Google filed its proxy statement with the SEC on Tuesday and detailed an attempt to get the search giant to stand up to Internet censorship abroad. Google recommended shareholders vote against the effort.
The Internet censorship proposal was raised by the Office of the Comptroller of New York City and St. Scholastica Monastery. The two shareholders likened Internet censorship to a human rights violation. The proposal in full reads as following:
Whereas, freedom of speech and freedom of the press are fundamental human rights, and free use of the Internet is protected in Article 19 of the Universal Declaration of Human Rights, which guarantees freedom to “receive and impart information and ideas through any media regardless of frontiers”, and
Whereas, the rapid provision of full and uncensored information through the Internet has become a major industry in the United States, and one of its major exports, and
Whereas, political censorship of the Internet degrades the quality of that service and ultimately threatens the integrity and viability of the industry itself, both in the United States and abroad, and

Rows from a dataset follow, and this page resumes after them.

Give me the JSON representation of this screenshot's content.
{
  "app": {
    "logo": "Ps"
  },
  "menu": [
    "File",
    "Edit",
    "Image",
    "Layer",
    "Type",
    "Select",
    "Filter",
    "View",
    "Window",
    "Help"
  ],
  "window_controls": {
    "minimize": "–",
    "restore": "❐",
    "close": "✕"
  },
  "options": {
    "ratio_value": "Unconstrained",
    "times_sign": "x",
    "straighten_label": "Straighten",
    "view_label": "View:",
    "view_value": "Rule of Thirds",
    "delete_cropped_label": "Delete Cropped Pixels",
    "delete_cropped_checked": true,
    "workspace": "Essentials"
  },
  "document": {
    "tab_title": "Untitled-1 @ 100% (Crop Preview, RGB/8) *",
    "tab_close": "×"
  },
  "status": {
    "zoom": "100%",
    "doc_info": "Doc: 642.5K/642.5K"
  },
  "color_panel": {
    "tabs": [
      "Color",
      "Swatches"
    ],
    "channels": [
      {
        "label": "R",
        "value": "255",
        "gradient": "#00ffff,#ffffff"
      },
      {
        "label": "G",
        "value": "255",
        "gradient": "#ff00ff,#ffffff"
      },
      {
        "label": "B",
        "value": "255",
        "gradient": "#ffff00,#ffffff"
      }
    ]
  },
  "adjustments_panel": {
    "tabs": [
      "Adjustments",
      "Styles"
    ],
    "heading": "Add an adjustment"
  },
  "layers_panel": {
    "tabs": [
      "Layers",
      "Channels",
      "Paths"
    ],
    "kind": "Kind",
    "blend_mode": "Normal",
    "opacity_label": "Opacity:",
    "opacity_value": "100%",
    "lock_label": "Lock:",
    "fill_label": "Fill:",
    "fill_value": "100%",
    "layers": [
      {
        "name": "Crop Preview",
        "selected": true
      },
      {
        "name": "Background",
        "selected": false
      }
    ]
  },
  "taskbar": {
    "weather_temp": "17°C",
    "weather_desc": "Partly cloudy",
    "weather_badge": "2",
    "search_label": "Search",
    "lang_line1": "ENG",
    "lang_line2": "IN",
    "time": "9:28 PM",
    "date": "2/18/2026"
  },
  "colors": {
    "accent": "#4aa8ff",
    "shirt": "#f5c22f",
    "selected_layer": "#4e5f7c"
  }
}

Whereas, some authoritarian foreign governments such as the Governments of Belarus, Burma, China, Cuba, Egypt, Iran, North Korea, Saudi Arabia, Syria, Tunisia, Turkmenistan, Uzbekistan, and Vietnam block, restrict, and monitor the information their citizens attempt to obtain, and
Whereas, technology companies in the United States such as Google, that operate in countries controlled by authoritarian governments have an obligation to comply with the principles of the United Nations Declaration of Human Rights, and
Whereas, technology companies in the United States have failed to develop adequate standards by which they can conduct business with authoritarian governments while protecting human rights to freedom of speech and freedom of expression,
Therefore, be it resolved, that shareholders request that management institute policies to help protect freedom of access to the Internet which would include the following minimum standards:
1) Data that can identify individual users should not be hosted in Internet restricting countries, where political speech can be treated as a crime by the legal system. 2) The company will not engage in pro-active censorship. 3) The company will use all legal means to resist demands for censorship. The company will only comply with such demands if required to do so through legally binding procedures. 4) Users will be clearly informed when the company has acceded to legally binding government requests to filter or otherwise censor content that the user is trying to access. 5) Users should be informed about the company’s data retention practices, and the ways in which their data is shared with third parties. 6) The company will document all cases where legally-binding censorship requests have been complied with, and that information will be publicly available.
That's a long-winded way to say that Google should be more upfront about its dealings with governments that censor the Internet. Google's board recommends shareholders vote against the proposal. From a business perspective it's not hard to see why Google is against the proposal--it would have to pull out of China. Anyone that doesn't vote for the proposal will be read to be a vote against. Another shareholder proposes that Google creates a human rights committee.
While human rights were a big topic the pay table was more of the same. CEO Eric Schmidt, Larry Page, president of products, and Sergey Brin, president of technology, took salaries of $1 each. Schmidt did garner "$474,662 for personal security and approximately $4,000 paid by Google on Eric’s behalf for aggregate incremental costs related to aircraft chartered for Google business on which family and friends flew."